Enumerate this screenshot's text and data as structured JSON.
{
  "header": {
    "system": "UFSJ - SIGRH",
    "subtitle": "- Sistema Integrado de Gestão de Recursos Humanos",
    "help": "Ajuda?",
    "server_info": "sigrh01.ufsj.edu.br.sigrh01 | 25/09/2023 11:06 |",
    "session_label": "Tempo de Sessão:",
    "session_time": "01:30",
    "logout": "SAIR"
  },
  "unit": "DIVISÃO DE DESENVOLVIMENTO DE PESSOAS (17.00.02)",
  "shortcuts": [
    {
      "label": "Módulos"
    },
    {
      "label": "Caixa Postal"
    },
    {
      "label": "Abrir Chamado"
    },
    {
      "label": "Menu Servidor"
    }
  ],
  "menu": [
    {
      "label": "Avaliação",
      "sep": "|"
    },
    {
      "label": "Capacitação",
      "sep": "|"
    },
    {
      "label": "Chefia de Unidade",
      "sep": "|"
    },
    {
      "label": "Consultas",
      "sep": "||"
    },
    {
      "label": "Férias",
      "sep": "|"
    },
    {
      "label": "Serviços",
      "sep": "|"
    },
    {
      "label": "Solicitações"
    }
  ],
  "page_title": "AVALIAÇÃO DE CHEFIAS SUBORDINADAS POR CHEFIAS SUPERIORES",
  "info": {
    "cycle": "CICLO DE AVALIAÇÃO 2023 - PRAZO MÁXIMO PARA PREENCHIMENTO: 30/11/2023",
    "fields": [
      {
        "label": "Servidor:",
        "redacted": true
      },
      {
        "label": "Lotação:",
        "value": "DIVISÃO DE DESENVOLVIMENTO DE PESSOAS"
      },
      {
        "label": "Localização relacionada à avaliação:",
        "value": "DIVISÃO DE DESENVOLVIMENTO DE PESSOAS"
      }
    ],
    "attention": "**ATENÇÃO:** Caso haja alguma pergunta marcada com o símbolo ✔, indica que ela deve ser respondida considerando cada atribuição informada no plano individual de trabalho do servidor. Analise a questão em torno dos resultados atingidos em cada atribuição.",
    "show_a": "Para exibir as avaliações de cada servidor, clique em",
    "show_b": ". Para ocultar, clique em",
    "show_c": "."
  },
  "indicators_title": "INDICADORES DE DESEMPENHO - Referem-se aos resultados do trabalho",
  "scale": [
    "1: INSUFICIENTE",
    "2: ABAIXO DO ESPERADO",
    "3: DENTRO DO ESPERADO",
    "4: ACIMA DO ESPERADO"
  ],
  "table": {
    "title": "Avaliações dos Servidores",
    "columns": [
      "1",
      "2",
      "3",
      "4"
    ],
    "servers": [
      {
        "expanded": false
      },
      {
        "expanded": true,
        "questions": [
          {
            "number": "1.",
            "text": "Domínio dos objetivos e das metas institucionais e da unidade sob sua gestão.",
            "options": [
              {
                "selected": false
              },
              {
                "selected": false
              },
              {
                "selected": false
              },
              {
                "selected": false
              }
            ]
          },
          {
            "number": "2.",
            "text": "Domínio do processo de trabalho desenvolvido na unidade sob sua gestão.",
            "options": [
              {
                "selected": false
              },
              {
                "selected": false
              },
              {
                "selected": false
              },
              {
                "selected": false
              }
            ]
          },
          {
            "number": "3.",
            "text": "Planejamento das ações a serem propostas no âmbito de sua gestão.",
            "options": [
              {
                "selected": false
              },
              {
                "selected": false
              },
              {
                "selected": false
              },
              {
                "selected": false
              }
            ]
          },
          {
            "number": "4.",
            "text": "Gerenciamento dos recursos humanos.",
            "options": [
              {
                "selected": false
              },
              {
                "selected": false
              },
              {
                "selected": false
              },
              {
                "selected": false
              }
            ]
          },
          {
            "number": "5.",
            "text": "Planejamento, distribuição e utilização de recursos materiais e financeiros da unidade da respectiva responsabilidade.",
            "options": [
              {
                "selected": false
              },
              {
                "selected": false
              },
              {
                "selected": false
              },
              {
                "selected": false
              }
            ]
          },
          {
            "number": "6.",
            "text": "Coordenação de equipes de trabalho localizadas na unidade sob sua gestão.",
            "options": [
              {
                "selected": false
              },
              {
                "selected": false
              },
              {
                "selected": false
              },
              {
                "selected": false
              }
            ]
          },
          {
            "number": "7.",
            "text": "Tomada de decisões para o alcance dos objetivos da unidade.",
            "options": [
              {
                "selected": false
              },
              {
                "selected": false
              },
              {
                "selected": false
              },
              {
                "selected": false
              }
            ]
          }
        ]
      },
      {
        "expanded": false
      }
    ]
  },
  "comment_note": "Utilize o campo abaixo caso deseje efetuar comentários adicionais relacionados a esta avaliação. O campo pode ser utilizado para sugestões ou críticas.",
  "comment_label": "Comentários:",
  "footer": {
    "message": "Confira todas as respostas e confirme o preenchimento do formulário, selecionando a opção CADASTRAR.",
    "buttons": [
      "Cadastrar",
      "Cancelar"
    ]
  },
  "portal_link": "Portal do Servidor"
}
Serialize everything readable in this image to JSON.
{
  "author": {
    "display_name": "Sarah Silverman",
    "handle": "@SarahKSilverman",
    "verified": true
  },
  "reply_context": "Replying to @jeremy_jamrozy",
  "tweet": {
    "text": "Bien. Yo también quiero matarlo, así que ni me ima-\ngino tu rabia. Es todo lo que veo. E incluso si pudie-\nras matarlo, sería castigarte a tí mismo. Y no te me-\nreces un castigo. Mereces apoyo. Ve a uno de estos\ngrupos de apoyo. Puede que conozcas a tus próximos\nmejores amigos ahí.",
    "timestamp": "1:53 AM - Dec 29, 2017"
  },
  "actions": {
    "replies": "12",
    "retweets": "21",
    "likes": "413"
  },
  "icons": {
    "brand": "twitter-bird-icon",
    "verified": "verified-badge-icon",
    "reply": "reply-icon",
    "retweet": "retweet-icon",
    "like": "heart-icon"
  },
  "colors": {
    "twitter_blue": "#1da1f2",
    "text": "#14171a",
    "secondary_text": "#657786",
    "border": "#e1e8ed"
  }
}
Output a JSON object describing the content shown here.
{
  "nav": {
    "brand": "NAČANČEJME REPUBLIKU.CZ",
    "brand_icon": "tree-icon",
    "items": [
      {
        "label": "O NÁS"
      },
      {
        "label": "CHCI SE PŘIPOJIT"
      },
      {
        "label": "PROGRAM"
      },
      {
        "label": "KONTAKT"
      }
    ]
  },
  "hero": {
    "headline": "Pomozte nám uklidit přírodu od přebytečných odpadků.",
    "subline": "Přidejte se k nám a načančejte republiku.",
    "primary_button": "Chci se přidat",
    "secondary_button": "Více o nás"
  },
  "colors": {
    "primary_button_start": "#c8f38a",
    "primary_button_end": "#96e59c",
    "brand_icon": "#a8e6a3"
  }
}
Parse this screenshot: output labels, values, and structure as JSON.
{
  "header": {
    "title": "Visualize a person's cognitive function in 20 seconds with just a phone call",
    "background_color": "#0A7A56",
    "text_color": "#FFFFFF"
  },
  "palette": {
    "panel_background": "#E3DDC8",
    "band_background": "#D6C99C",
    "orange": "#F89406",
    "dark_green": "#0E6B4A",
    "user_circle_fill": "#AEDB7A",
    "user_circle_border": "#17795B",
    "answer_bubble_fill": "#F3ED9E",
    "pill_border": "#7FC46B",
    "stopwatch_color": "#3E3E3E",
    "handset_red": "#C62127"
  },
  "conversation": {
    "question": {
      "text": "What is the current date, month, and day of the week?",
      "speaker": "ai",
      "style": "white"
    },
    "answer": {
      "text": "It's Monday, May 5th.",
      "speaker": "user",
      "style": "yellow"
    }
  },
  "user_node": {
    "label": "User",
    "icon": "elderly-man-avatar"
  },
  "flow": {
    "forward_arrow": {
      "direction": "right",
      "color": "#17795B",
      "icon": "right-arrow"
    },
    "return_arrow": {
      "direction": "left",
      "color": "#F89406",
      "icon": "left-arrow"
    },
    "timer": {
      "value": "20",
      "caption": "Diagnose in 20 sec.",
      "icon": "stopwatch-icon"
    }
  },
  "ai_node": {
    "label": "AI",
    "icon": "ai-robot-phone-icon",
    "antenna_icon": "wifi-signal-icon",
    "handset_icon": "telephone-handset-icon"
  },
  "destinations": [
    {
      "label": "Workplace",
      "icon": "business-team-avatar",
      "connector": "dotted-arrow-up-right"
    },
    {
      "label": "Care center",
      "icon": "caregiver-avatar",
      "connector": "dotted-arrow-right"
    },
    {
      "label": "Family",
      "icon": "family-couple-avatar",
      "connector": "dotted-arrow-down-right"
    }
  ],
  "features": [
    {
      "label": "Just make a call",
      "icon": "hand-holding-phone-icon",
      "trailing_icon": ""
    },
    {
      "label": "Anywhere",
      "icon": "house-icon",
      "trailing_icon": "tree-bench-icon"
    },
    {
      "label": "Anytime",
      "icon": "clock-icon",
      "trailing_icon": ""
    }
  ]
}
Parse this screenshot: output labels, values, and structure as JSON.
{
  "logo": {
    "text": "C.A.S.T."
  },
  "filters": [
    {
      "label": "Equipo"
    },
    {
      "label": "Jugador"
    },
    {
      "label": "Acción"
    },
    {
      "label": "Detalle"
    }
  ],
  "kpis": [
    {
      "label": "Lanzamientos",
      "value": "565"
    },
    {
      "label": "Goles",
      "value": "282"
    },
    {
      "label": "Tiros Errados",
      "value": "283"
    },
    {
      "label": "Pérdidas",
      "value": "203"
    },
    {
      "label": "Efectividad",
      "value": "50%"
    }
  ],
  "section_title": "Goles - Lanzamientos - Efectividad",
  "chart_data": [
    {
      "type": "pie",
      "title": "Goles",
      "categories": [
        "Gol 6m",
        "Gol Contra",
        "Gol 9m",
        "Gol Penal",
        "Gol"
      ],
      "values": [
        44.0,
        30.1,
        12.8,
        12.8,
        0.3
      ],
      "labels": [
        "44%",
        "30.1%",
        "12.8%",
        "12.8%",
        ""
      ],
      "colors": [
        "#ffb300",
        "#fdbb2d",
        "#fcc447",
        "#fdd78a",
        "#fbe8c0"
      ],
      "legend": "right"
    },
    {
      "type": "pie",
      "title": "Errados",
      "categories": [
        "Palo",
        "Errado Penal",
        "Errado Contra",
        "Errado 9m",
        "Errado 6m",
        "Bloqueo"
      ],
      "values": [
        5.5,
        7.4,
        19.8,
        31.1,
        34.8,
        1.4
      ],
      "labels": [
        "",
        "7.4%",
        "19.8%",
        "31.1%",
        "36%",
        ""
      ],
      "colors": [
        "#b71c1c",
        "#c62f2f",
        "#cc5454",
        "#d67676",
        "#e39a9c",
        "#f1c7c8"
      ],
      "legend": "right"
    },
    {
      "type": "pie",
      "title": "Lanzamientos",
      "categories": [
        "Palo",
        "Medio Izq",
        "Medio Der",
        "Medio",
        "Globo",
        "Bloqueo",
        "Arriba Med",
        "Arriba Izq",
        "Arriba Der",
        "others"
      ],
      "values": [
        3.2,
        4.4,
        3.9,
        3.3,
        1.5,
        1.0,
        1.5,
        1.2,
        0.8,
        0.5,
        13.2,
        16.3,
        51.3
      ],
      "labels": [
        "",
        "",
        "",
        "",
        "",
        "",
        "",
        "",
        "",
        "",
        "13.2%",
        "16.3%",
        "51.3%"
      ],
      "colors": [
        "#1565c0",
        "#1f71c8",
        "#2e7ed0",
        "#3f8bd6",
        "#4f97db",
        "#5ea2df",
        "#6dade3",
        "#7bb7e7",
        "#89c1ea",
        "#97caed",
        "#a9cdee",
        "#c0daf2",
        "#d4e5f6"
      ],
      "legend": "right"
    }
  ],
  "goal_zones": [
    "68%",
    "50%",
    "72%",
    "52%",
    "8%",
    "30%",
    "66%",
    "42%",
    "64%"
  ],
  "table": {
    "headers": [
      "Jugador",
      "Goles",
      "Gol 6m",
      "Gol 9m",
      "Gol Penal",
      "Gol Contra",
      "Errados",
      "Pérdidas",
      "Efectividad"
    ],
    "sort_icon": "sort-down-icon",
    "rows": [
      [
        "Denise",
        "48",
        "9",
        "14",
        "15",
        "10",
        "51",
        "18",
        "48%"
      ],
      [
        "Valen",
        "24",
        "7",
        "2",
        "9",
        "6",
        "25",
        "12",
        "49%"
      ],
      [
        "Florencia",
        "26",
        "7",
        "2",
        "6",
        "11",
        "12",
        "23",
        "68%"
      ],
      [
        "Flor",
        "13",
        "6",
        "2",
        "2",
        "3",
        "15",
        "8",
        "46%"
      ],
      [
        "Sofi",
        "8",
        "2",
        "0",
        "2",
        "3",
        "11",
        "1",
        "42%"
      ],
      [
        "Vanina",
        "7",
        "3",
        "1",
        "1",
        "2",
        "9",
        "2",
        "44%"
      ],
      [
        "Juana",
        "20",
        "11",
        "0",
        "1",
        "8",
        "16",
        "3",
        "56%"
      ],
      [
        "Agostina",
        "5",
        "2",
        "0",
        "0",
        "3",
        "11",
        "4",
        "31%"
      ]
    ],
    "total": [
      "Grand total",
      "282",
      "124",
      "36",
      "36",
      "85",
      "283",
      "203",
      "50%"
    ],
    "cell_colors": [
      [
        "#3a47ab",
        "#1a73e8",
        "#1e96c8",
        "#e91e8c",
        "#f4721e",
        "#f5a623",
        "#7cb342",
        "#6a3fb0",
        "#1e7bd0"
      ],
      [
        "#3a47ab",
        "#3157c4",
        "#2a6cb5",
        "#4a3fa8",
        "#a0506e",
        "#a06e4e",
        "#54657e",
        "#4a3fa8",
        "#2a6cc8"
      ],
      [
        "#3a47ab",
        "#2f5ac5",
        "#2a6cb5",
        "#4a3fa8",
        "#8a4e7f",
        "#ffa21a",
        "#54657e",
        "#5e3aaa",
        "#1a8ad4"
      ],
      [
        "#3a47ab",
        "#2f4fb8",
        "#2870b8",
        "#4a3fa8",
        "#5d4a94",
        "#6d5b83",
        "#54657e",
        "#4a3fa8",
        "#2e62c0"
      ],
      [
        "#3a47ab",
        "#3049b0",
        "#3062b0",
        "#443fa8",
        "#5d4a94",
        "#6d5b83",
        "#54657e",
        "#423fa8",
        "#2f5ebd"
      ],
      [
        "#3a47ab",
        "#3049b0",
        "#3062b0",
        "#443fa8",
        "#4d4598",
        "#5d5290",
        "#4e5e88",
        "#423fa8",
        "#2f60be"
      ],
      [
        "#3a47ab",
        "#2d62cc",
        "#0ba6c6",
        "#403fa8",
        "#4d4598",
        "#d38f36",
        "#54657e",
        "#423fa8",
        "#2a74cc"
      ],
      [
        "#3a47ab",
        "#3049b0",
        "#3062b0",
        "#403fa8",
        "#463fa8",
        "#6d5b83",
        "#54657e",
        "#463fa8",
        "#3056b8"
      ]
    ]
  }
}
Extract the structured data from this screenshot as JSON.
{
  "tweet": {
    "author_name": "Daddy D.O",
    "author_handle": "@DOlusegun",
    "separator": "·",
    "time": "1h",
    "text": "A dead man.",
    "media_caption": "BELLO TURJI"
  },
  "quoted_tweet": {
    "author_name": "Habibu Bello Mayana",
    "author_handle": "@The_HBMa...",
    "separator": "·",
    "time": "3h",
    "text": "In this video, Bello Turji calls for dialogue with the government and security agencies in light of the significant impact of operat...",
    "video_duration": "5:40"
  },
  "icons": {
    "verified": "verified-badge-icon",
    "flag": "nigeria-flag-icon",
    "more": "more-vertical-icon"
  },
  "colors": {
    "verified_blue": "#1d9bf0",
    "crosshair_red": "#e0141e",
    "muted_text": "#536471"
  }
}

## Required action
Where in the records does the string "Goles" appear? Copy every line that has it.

## Task response
      "label": "Goles",
  "section_title": "Goles - Lanzamientos - Efectividad",
      "title": "Goles",
      "Goles",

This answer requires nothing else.